Today during a meeting it occurred to me that I would like to get a USB-connected microscope for my Chromebook. No special reason, I would just like to get one to look at stuff. Later, while doing a search (on my break), I came across mentions of a magnifier app for your phone. I had considered full-page magnifiers for the newspaper for my mom, or something that could connect to a Chromebook. My mom was never interested in computers, which is why we never considered simply having her read the online edition of the newspaper with the text set to Large. Nor did she care much about the smartphone she had to trade up to when her old flip phone became obsolete and unsupported. (Her lack of finger dexterity made the new phone virtually unusable.) So I never even thought about the possibility of using the camera on her phone to magnify the text in the newspaper.

Seven and a half months after her stroke, I can report that the magnifier app would have worked just fine to address her reading issues.

Friday, September 22, 2023

Carved in stone


A lifetime summarized in a dash. My mom lived to be nearly 89 years and 6 months old. It took more than six months to get this engraving done. (The engraver was delayed initially due to a hip replacement, and then...he forgot.)

Monday, September 11, 2023

Another dream of my mom
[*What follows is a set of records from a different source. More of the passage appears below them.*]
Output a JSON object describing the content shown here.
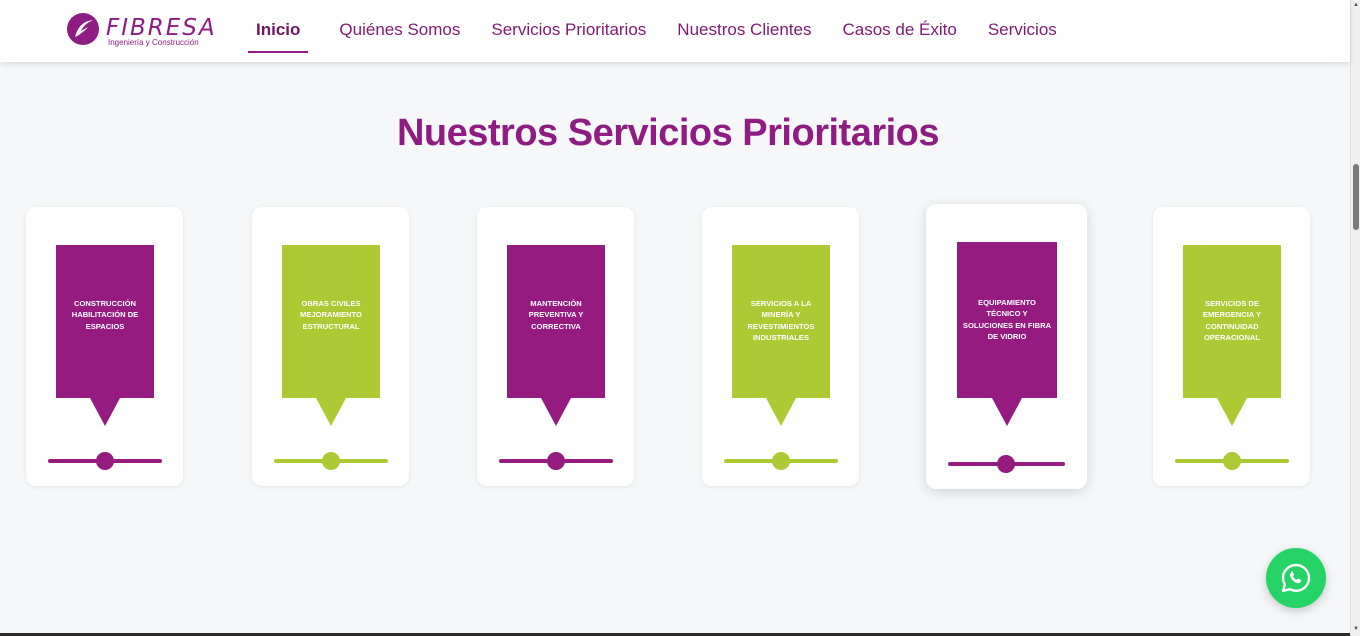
{
  "brand": {
    "name": "FIBRESA",
    "tagline": "Ingeniería y Construcción",
    "color": "#8e1c82"
  },
  "nav": {
    "items": [
      {
        "label": "Inicio",
        "active": true
      },
      {
        "label": "Quiénes Somos",
        "active": false
      },
      {
        "label": "Servicios Prioritarios",
        "active": false
      },
      {
        "label": "Nuestros Clientes",
        "active": false
      },
      {
        "label": "Casos de Éxito",
        "active": false
      },
      {
        "label": "Servicios",
        "active": false
      }
    ]
  },
  "section": {
    "title": "Nuestros Servicios Prioritarios"
  },
  "colors": {
    "purple": "#951b81",
    "green": "#adc933",
    "whatsapp": "#25d366"
  },
  "services": [
    {
      "label": "CONSTRUCCIÓN HABILITACIÓN DE ESPACIOS",
      "color": "purple"
    },
    {
      "label": "OBRAS CIVILES MEJORAMIENTO ESTRUCTURAL",
      "color": "green"
    },
    {
      "label": "MANTENCIÓN PREVENTIVA Y CORRECTIVA",
      "color": "purple"
    },
    {
      "label": "SERVICIOS A LA MINERÍA Y REVESTIMIENTOS INDUSTRIALES",
      "color": "green"
    },
    {
      "label": "EQUIPAMIENTO TÉCNICO Y SOLUCIONES EN FIBRA DE VIDRIO",
      "color": "purple",
      "hovered": true
    },
    {
      "label": "SERVICIOS DE EMERGENCIA Y CONTINUIDAD OPERACIONAL",
      "color": "green"
    }
  ],
  "whatsapp": {
    "icon": "whatsapp-icon"
  }
}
This past Friday would have been my mom's 90th birthday. She had really been looking forward to it. She fell short by six months and a few days.
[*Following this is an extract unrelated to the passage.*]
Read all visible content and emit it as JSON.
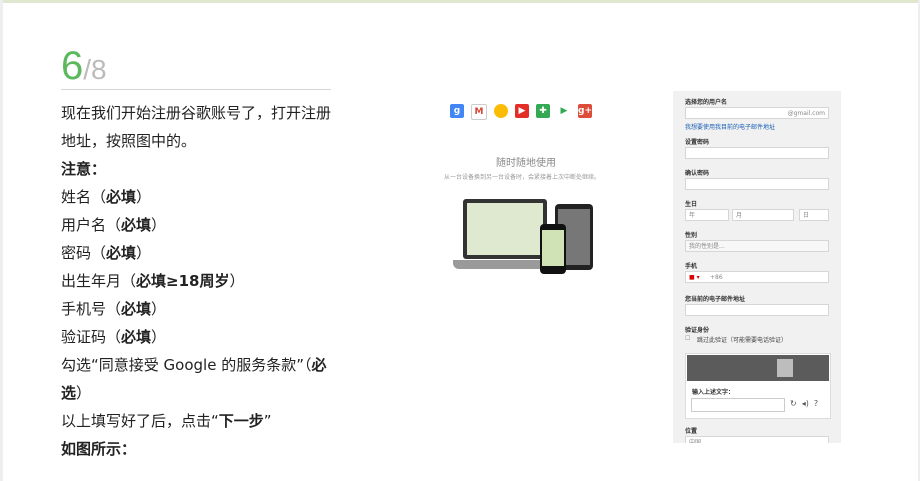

I had another dream with my mom in it. I wanted to capture if before it fades.

I was in graduate school. Graduate school for me was a truly miserable experience - I have described it as feeling like being mugged while drowning. This version was not much better. I was doing horribly, and so was everyone else around me.
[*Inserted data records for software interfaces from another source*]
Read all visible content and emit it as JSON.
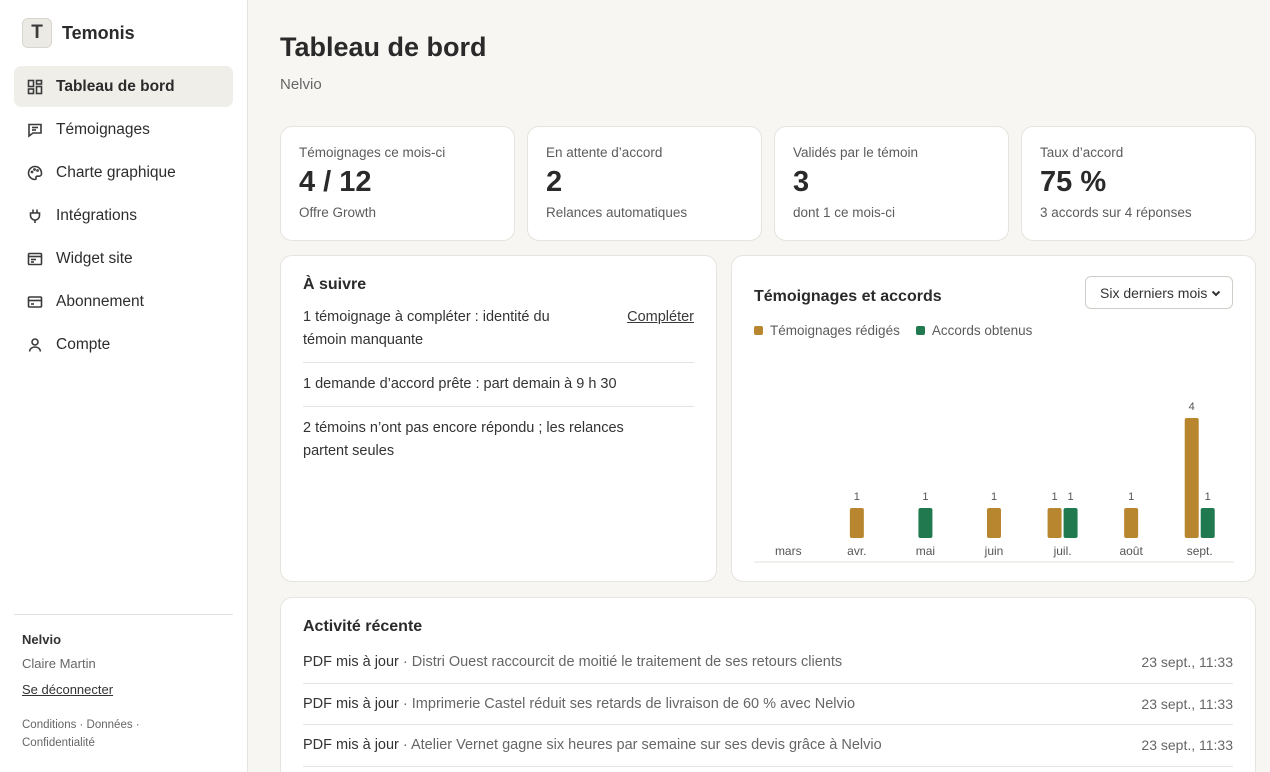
{
  "brand": {
    "logo_letter": "T",
    "name": "Temonis"
  },
  "nav": [
    {
      "label": "Tableau de bord",
      "icon": "dashboard-icon",
      "active": true
    },
    {
      "label": "Témoignages",
      "icon": "message-icon"
    },
    {
      "label": "Charte graphique",
      "icon": "palette-icon"
    },
    {
      "label": "Intégrations",
      "icon": "plug-icon"
    },
    {
      "label": "Widget site",
      "icon": "widget-icon"
    },
    {
      "label": "Abonnement",
      "icon": "credit-card-icon"
    },
    {
      "label": "Compte",
      "icon": "user-icon"
    }
  ],
  "account": {
    "org": "Nelvio",
    "user": "Claire Martin",
    "logout": "Se déconnecter",
    "legal": "Conditions · Données · Confidentialité"
  },
  "page": {
    "title": "Tableau de bord",
    "subtitle": "Nelvio"
  },
  "stats": [
    {
      "label": "Témoignages ce mois-ci",
      "value": "4 / 12",
      "note": "Offre Growth"
    },
    {
      "label": "En attente d’accord",
      "value": "2",
      "note": "Relances automatiques"
    },
    {
      "label": "Validés par le témoin",
      "value": "3",
      "note": "dont 1 ce mois-ci"
    },
    {
      "label": "Taux d’accord",
      "value": "75 %",
      "note": "3 accords sur 4 réponses"
    }
  ],
  "todo": {
    "title": "À suivre",
    "items": [
      {
        "text": "1 témoignage à compléter : identité du témoin manquante",
        "action": "Compléter"
      },
      {
        "text": "1 demande d’accord prête : part demain à 9 h 30"
      },
      {
        "text": "2 témoins n’ont pas encore répondu ; les relances partent seules"
      }
    ]
  },
  "chart": {
    "title": "Témoignages et accords",
    "period": "Six derniers mois"
  },
  "chart_data": {
    "type": "bar",
    "categories": [
      "mars",
      "avr.",
      "mai",
      "juin",
      "juil.",
      "août",
      "sept."
    ],
    "series": [
      {
        "name": "Témoignages rédigés",
        "color": "#b8862f",
        "values": [
          0,
          1,
          0,
          1,
          1,
          1,
          4
        ]
      },
      {
        "name": "Accords obtenus",
        "color": "#217a4f",
        "values": [
          0,
          0,
          1,
          0,
          1,
          0,
          1
        ]
      }
    ],
    "ylim": [
      0,
      4
    ],
    "grid": false,
    "legend": "top-left"
  },
  "activity": {
    "title": "Activité récente",
    "rows": [
      {
        "kind": "PDF mis à jour",
        "desc": "Distri Ouest raccourcit de moitié le traitement de ses retours clients",
        "time": "23 sept., 11:33"
      },
      {
        "kind": "PDF mis à jour",
        "desc": "Imprimerie Castel réduit ses retards de livraison de 60 % avec Nelvio",
        "time": "23 sept., 11:33"
      },
      {
        "kind": "PDF mis à jour",
        "desc": "Atelier Vernet gagne six heures par semaine sur ses devis grâce à Nelvio",
        "time": "23 sept., 11:33"
      }
    ]
  }
}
On a whim, inadvisably, I chose to take a weekend off. I spent it with some friends in the Poconos, doing the things we did back then: drinking, hanging out, watching movies, screwing around. Outside of the dream, it was fun remembering those carefree days.

But then it was back to work - or in this case, school. The professor declared that we had all been doing terribly on tests and he wanted to get to the root of the problem. So he gave us another test, but this time he wanted us to write out our reasoning for each answer.

This was graduate school for physics, but the test focused exclusively on advanced mathematics. For every question I was completely stumped: not only did I not see a path to a solution, but I didn't even understand what question was being asked. I scrawled that on the test, noting that I was a physics major, not a mathematics major. I tossed the test aside and felt like a miserable failure.

I heard a ruckus outside. My mother was there, confronting a school administrator. She was young, not much older than I am now, about the age she was when I was in graduate school. She was smartly dressed all in gray, with a gray scarf and gray topcoat. She looked like she had just left work and driven straight to where I was going to grad school - in real life, a nearly three hour drive.

I left the room to speak to her, and she immediately began berating me: Why hadn't I called? Why had I just vanished this past weekend? Why didn't I let her know what was going on?

This made me furious. How dare she embarrass me like this! Why wouldn't she just let me be my own person? I would call her when I damned well felt like it! 

I stormed off back to the classroom, telling her not to call and not to come and visit unannounced. I would call her at some point, maybe.

And that's where the dream ended.

My mom visiting me in Delaware in 1990, after I had dropped out of grad school.
She had come to pick up Josie, a cat who was being given up by her
owners because they had to move and couldn't take her.
She was 56 or 57 in this photo. I'm currently 55.